Pope Francis has warned us often of the consequences of embracing such an erroneous perspective: “All too often, as we know from experience, people do not choose life, they do not accept the ‘Gospel of Life’ but let themselves be led by ideologies and ways of thinking that block life, that do not respect life, because they are dictated by selfishness, self-interest, profit, power and pleasure, and not by love, by concern for the good of others. … As a result, the living God is replaced by fleeting human idols which offer the intoxication of a flash of freedom, but in the end bring new forms of slavery and death.”
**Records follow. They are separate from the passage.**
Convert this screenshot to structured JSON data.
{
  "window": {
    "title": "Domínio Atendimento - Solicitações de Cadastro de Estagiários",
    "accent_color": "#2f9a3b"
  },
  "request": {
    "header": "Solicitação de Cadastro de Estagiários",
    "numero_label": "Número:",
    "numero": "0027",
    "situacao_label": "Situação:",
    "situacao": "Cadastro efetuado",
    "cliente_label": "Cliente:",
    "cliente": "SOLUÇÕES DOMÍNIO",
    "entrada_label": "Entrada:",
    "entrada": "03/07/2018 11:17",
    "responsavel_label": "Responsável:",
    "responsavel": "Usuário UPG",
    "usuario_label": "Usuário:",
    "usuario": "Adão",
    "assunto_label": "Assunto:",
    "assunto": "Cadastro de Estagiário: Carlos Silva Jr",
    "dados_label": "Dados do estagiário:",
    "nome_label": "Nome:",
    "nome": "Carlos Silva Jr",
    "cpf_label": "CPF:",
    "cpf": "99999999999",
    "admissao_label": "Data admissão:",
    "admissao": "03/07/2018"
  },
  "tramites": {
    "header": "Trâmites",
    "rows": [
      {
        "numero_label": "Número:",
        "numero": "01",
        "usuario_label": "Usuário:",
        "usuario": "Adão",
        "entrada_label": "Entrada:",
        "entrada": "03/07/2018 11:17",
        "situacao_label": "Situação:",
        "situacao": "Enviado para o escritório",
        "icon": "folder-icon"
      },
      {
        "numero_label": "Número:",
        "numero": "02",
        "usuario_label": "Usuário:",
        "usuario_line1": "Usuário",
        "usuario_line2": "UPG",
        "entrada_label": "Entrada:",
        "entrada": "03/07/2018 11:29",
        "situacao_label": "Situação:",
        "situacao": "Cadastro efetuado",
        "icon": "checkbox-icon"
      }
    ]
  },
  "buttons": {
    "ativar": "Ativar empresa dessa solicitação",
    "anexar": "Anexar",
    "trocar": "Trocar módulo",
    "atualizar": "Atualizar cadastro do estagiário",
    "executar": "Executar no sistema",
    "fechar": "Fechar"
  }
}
Amid such competing values that the world places before our eyes, for us to ever begin to experience the fullness of life and freedom that God has promised, our lives must first be rooted in the life of Jesus. Through his own example of service, selfless love and compassion for all, Jesus challenges us to engage our world in the same way. Today’s gospel parable is a fitting reminder that it is no longer sufficient for us to merely preach and pray about respect for human life. Nor is it enough for us to simply long for an end to what appears to be a godless age or to despair in the face of a world that seems to have lost its way. Yes, prayer must be the foundation of our lives. But Christ-like respect and action must characterize all of our relationships, our decisions and even our words and opinions. In short, while it may very well appear that, at times, others need to change far more than we ourselves, to presume that we bear little responsibility for the upheaval that is enveloping our world is to miss the heart of the message of the Gospel of Life.
Simply put, the dignity of every human being must be upheld – even when such a posture places us in opposition to popular values, political expediency, and the tide of today’s evolving cultural norms. Jesus’ way must become our way – in our homes, in our workplaces, in our parishes, in our relationships, in our casual conversations, in the votes that we are privileged to cast and in every aspect of our lives. In the end, while we may not wind up changing those who need to change the most, in humbly seeking to change ourselves, we will be witnessing to the power of Jesus which alone can change our world.
My brothers and sisters, filled with the power of Jesus’ love, it’s our responsibility as Christians to continually to engage the battle of respecting life at its earliest and most defenseless of stages in the unborn. … But it’s also our role to follow that battle as it brings us to life’s end stages as well, in the defenseless elderly and infirm. … And every day, that battle also takes us to our borders, our prisons, our houses of worship, and to our workplaces, schools and neighborhoods where we encounter lives that look and sound differently than we do and that embrace lifestyles with which we might not agree. … These lives also deserve to be treated with respect, dignity and love. For nowhere in the scriptures or in our faith tradition are we ever told that one life has more value than another. Every life has value and every life can be worth living.
So, be not afraid! Embrace the message of today’s gospel as it challenges us to not merely speakwords of faith, but to be light in the midst of darkness, to be hope in the midst of despair … and to be Jesus’ voice, hands and heart in the midst of a broken world.
May our merciful and loving God forgive and sustain us as we work ever more earnestly to establish a culture of respect for life, beginning first with those lives entrusted to our care, including our own.